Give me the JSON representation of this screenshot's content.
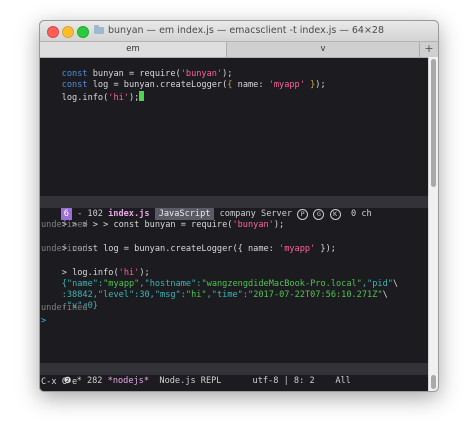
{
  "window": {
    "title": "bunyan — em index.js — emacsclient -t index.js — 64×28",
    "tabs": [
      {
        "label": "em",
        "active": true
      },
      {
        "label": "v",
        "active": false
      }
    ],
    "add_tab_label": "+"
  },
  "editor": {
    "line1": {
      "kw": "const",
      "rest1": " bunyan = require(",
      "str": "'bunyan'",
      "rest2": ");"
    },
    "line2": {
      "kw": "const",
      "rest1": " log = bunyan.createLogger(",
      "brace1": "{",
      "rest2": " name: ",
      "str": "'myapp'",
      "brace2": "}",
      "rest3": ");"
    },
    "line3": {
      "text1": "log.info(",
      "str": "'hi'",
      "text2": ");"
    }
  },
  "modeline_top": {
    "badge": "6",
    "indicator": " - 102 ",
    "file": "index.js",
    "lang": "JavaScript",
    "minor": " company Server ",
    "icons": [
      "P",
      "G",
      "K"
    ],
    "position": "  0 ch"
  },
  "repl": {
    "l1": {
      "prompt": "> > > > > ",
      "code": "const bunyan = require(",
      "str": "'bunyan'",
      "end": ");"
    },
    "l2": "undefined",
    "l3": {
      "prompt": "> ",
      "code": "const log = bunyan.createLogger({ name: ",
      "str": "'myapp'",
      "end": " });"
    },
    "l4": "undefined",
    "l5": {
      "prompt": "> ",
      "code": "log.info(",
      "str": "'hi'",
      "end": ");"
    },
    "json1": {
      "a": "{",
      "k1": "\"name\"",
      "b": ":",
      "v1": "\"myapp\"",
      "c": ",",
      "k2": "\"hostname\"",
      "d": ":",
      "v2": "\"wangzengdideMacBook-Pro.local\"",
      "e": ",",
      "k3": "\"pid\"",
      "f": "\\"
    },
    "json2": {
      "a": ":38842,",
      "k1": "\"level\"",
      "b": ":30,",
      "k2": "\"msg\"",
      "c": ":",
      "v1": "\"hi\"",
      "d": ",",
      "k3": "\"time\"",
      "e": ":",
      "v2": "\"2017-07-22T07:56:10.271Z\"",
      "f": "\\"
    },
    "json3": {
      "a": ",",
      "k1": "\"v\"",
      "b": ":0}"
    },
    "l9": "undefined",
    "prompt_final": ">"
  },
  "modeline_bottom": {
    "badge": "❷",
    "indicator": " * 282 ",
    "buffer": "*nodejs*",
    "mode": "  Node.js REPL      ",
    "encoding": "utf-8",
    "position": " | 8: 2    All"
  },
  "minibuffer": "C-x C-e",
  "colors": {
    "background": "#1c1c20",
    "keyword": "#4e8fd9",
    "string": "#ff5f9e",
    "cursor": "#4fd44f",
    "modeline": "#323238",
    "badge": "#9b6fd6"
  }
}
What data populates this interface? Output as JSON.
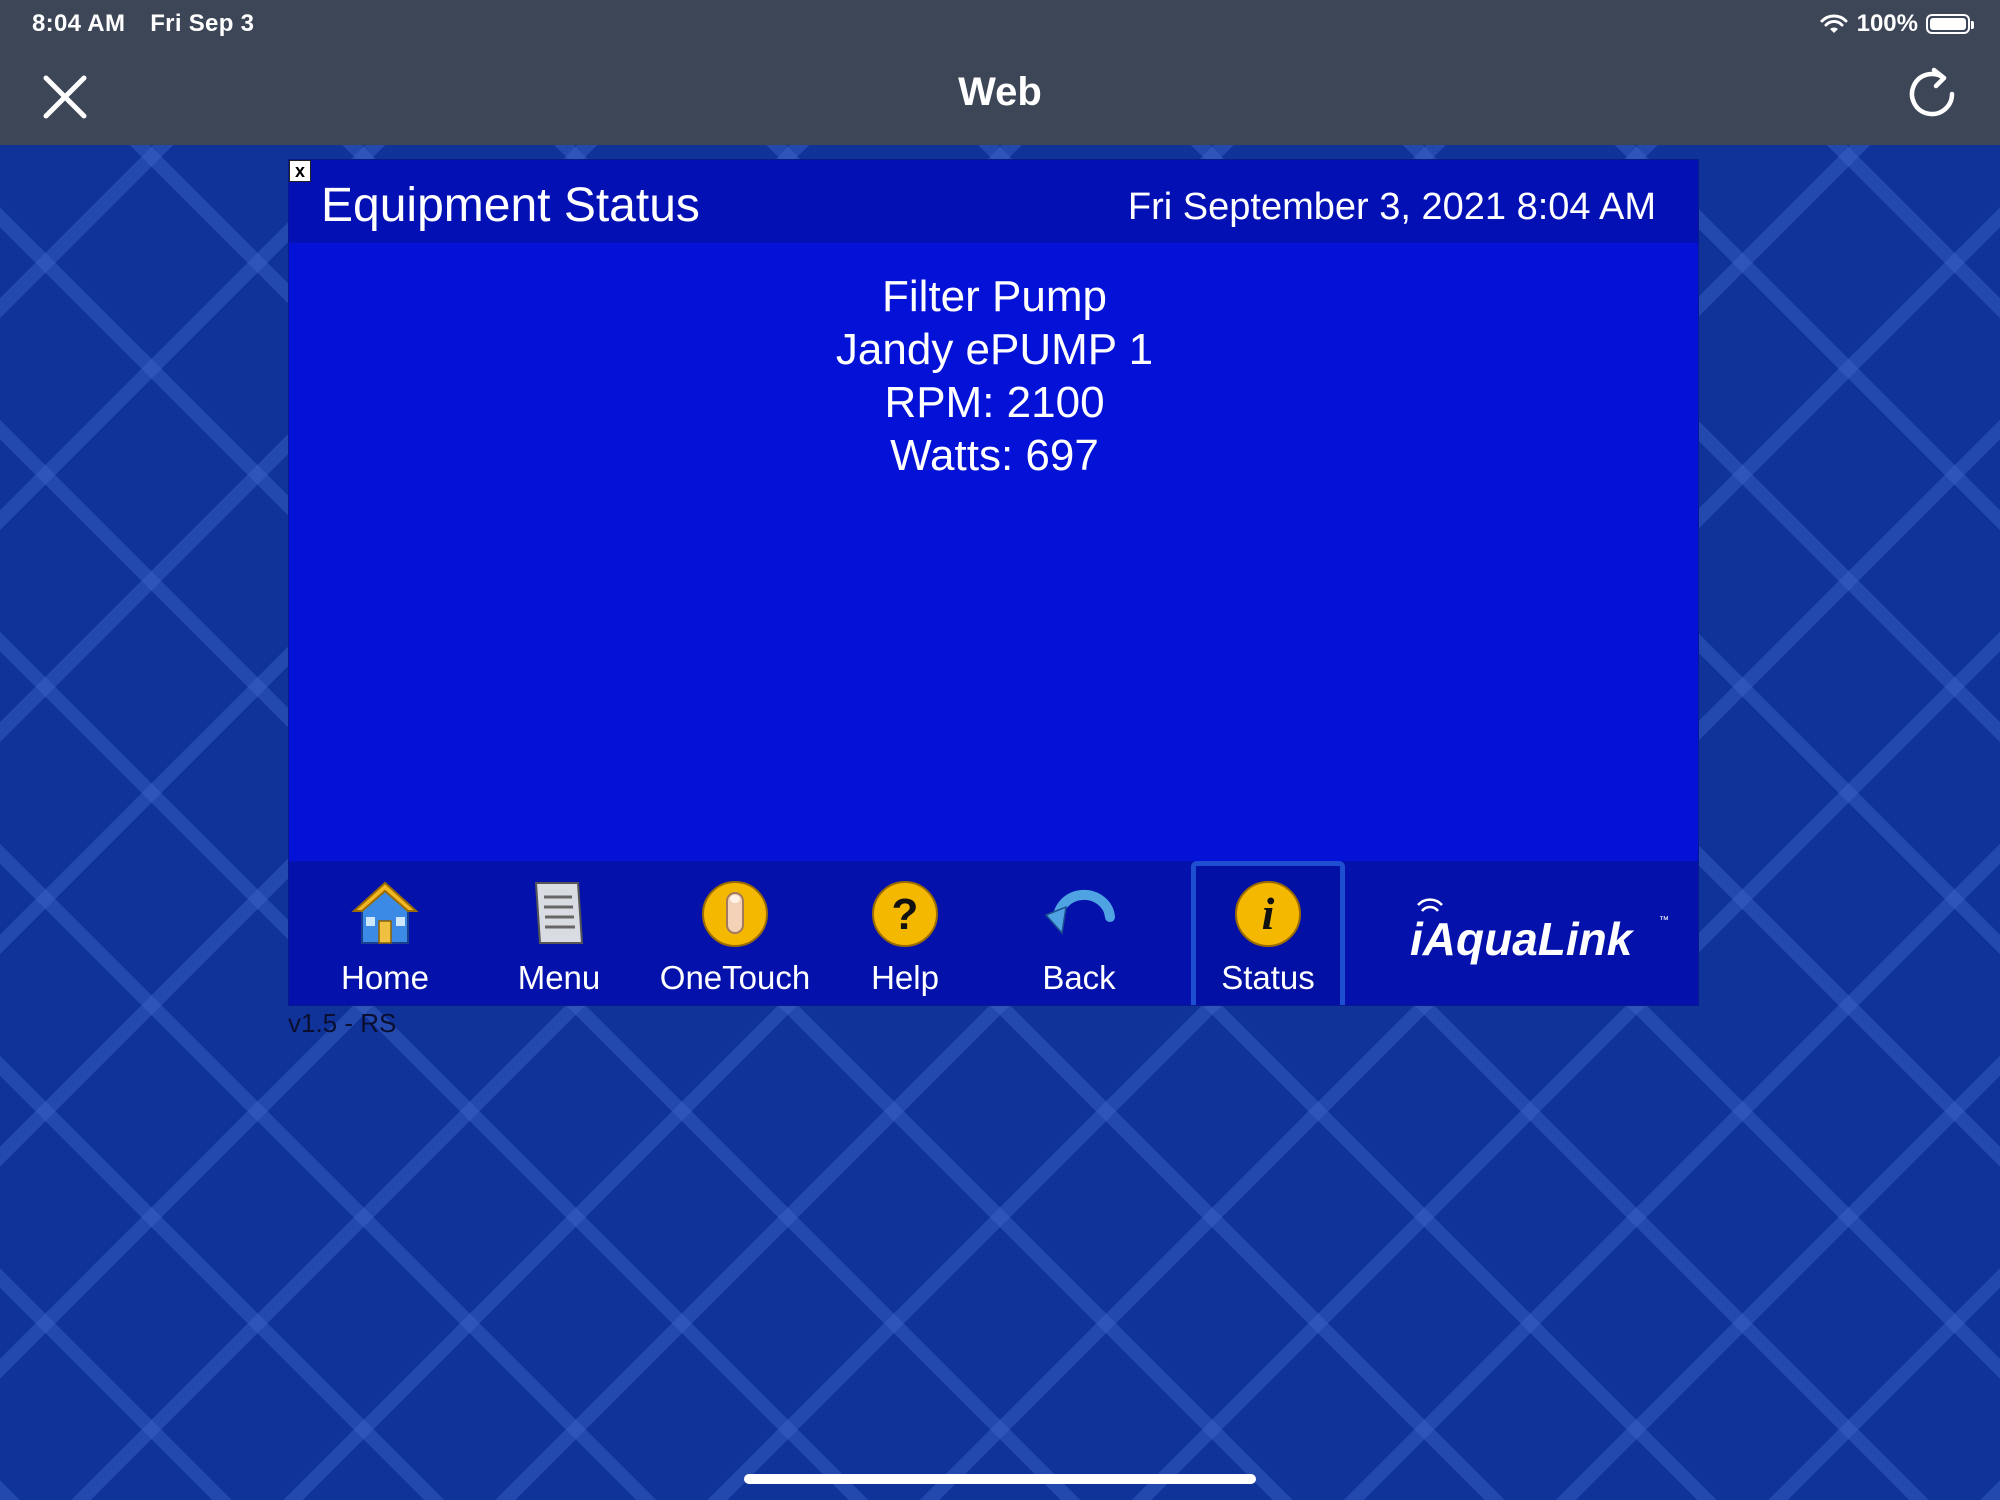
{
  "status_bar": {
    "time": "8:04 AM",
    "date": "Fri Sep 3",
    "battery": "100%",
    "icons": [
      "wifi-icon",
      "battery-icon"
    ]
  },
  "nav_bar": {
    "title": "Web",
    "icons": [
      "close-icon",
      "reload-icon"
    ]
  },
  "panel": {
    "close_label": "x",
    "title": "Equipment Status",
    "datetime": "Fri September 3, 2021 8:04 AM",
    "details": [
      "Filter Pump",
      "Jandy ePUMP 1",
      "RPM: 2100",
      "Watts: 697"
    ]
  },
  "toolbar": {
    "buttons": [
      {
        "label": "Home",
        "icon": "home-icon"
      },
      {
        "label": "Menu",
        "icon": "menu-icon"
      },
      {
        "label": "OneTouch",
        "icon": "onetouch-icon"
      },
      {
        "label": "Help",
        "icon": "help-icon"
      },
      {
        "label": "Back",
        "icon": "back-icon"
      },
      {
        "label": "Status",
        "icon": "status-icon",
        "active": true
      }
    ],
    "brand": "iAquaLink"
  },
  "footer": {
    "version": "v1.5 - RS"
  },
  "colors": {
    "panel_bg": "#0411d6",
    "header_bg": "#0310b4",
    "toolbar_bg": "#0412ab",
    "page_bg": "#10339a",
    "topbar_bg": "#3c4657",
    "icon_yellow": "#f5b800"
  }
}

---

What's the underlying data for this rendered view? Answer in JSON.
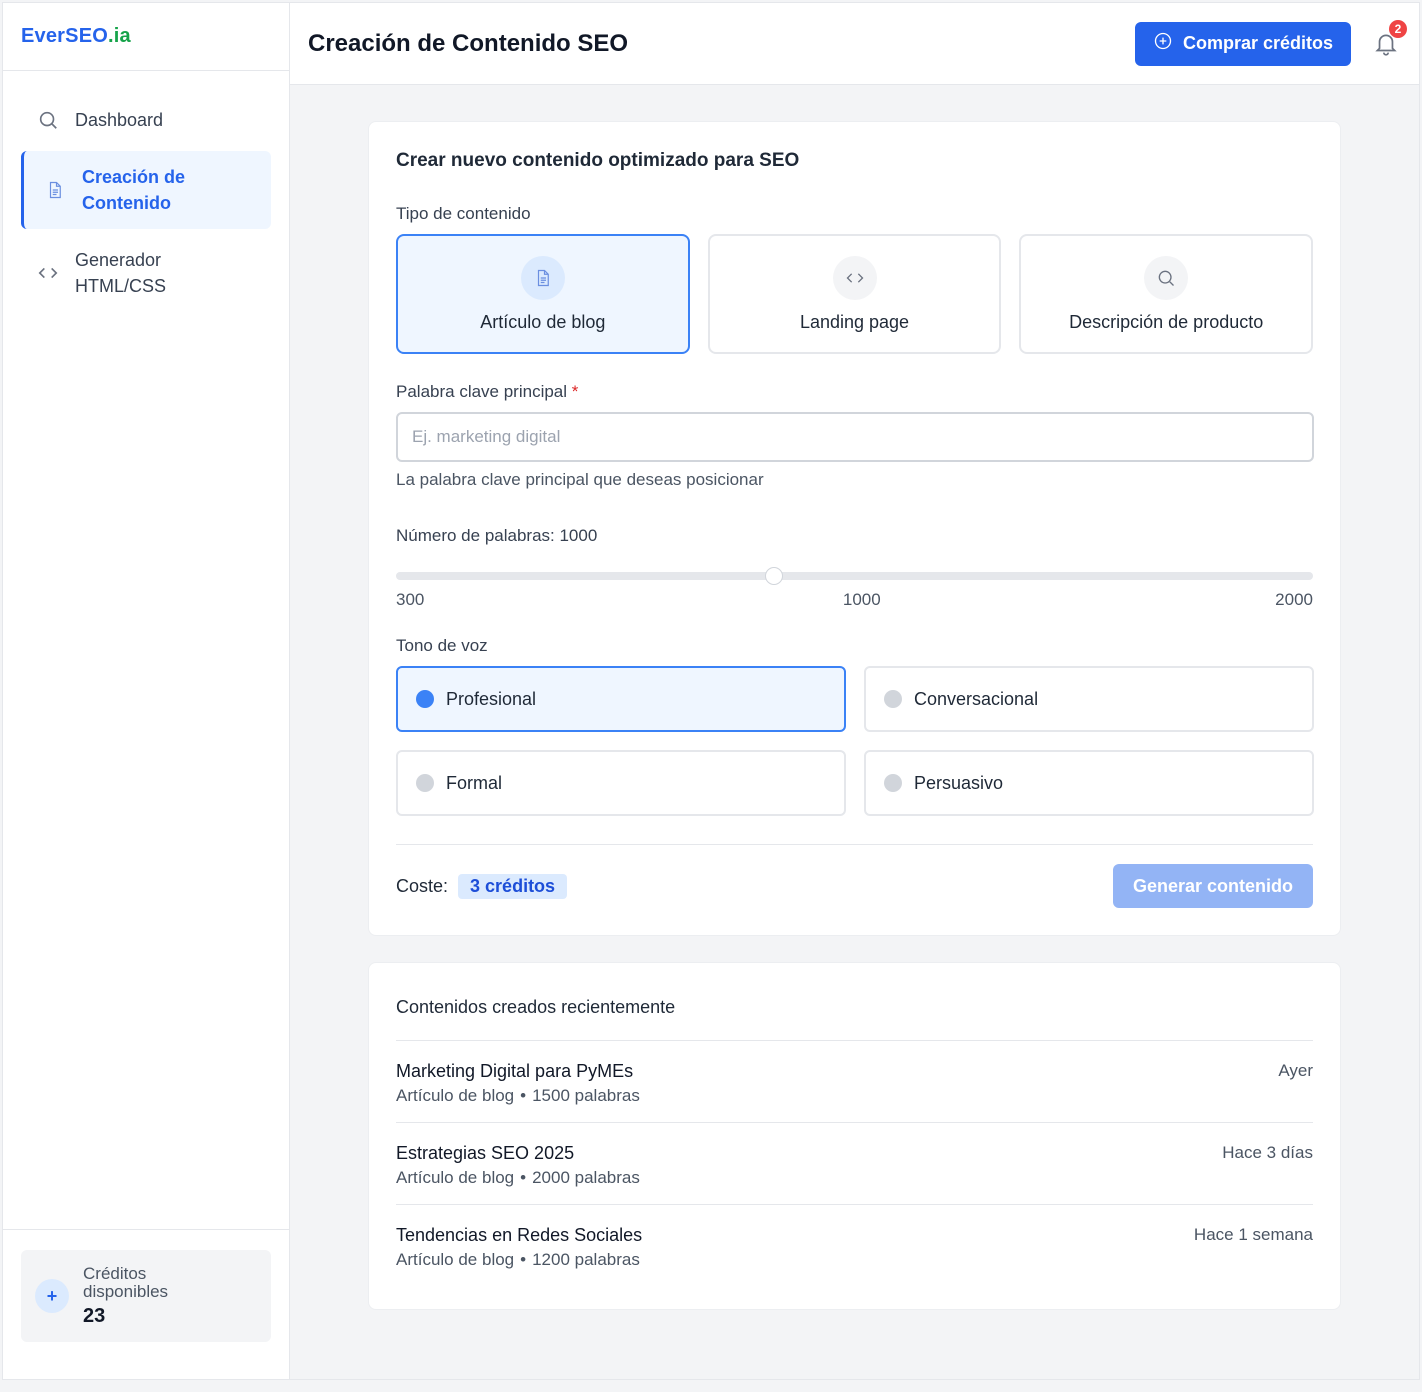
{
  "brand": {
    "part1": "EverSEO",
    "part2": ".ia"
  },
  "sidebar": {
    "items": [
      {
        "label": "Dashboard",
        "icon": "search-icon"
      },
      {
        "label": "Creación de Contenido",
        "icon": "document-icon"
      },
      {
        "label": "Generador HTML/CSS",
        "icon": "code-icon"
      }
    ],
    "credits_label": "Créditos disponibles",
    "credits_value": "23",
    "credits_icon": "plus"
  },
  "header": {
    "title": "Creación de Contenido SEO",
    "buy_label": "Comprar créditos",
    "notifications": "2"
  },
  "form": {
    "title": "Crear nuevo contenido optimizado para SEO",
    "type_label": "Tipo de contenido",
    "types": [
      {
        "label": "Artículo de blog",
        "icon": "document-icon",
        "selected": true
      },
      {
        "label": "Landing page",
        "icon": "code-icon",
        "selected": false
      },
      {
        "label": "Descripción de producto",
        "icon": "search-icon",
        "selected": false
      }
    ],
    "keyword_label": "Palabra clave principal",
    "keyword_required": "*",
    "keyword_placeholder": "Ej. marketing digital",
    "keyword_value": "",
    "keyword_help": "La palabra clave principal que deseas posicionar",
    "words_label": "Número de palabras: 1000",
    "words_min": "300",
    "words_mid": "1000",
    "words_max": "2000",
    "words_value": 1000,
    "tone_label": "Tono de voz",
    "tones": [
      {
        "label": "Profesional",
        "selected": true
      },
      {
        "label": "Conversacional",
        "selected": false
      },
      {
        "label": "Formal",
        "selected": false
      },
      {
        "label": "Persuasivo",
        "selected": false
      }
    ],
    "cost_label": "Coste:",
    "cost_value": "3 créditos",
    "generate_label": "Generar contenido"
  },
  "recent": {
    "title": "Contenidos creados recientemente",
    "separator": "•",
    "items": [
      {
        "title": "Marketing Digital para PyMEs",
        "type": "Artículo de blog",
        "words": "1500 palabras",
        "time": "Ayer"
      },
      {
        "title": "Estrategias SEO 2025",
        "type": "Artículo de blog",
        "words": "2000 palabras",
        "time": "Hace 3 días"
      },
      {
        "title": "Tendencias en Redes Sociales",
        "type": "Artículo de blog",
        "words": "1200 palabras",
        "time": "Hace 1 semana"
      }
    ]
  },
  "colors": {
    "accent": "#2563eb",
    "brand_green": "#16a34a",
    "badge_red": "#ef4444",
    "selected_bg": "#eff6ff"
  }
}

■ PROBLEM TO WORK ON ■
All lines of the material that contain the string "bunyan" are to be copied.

■ TASK SOLUTION ■
    "title": "bunyan — em index.js — emacsclient -t index.js — 64×28",
      "rest1": " bunyan = require(",
      "str": "'bunyan'",
      "rest1": " log = bunyan.createLogger(",
      "code": "const bunyan = require(",
      "str": "'bunyan'",
      "code": "const log = bunyan.createLogger({ name: ",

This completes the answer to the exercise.